■ What you will do ■
Determine how many lines in the records hold "status", and give that number with nothing added.
:::::
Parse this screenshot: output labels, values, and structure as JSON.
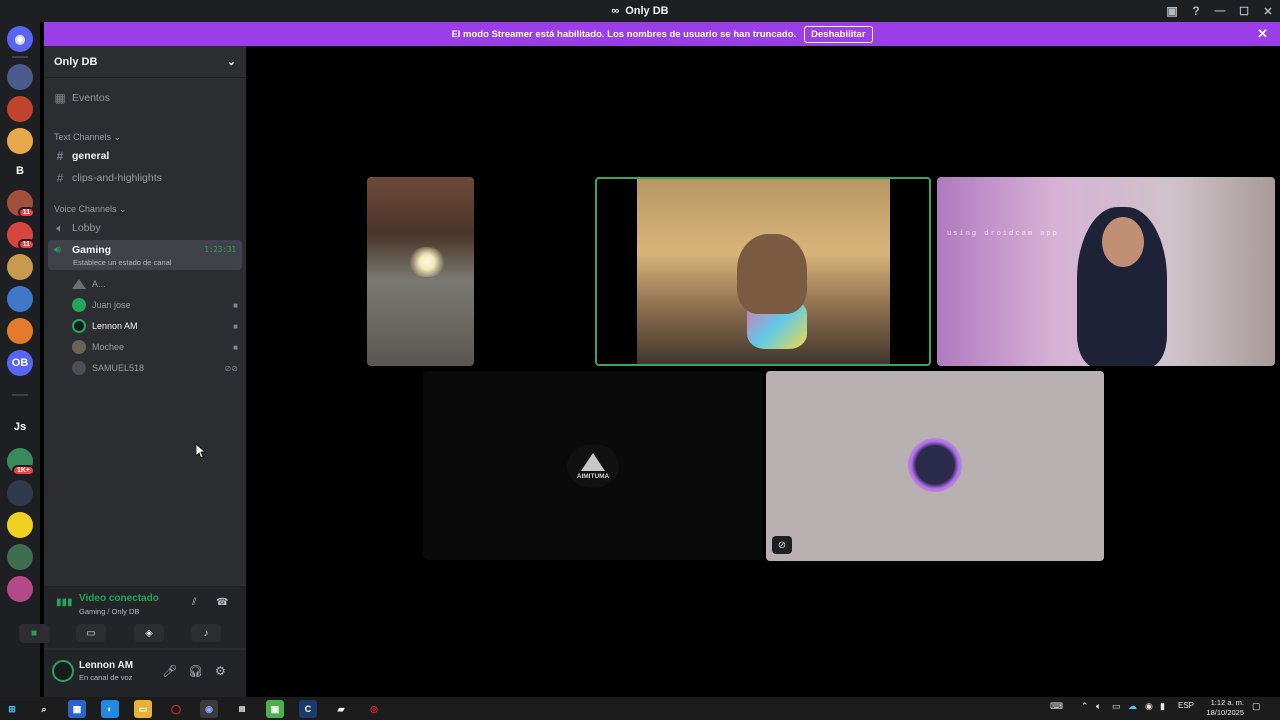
{
  "window": {
    "title": "Only DB"
  },
  "banner": {
    "message": "El modo Streamer está habilitado. Los nombres de usuario se han truncado.",
    "disable_label": "Deshabilitar"
  },
  "rail": {
    "letter_server": "B",
    "ob_server": "OB",
    "js_server": "Js",
    "badges": [
      "11",
      "11",
      "1K+"
    ]
  },
  "server": {
    "name": "Only DB"
  },
  "sidebar": {
    "events_label": "Eventos",
    "text_category": "Text Channels",
    "text_channels": [
      "general",
      "clips-and-highlights"
    ],
    "voice_category": "Voice Channels",
    "voice_channels": [
      "Lobby",
      "Gaming"
    ],
    "active_voice": {
      "name": "Gaming",
      "status": "Establece un estado de canal",
      "timer": "1:23:31"
    },
    "voice_users": [
      "A...",
      "Juan jose",
      "Lennon AM",
      "Mochee",
      "SAMUEL518"
    ]
  },
  "voice_panel": {
    "title": "Video conectado",
    "subtitle": "Gaming / Only DB"
  },
  "user_panel": {
    "name": "Lennon AM",
    "status": "En canal de voz"
  },
  "stage": {
    "watermark": "using droidcam app",
    "logo_text": "AIMITUMA"
  },
  "taskbar": {
    "lang": "ESP",
    "time": "1:12 a. m.",
    "date": "18/10/2025"
  },
  "colors": {
    "banner": "#9b3ee8",
    "online": "#23a55a",
    "speaking_border": "#3ba55c"
  }
}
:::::
■ Answer area ■
2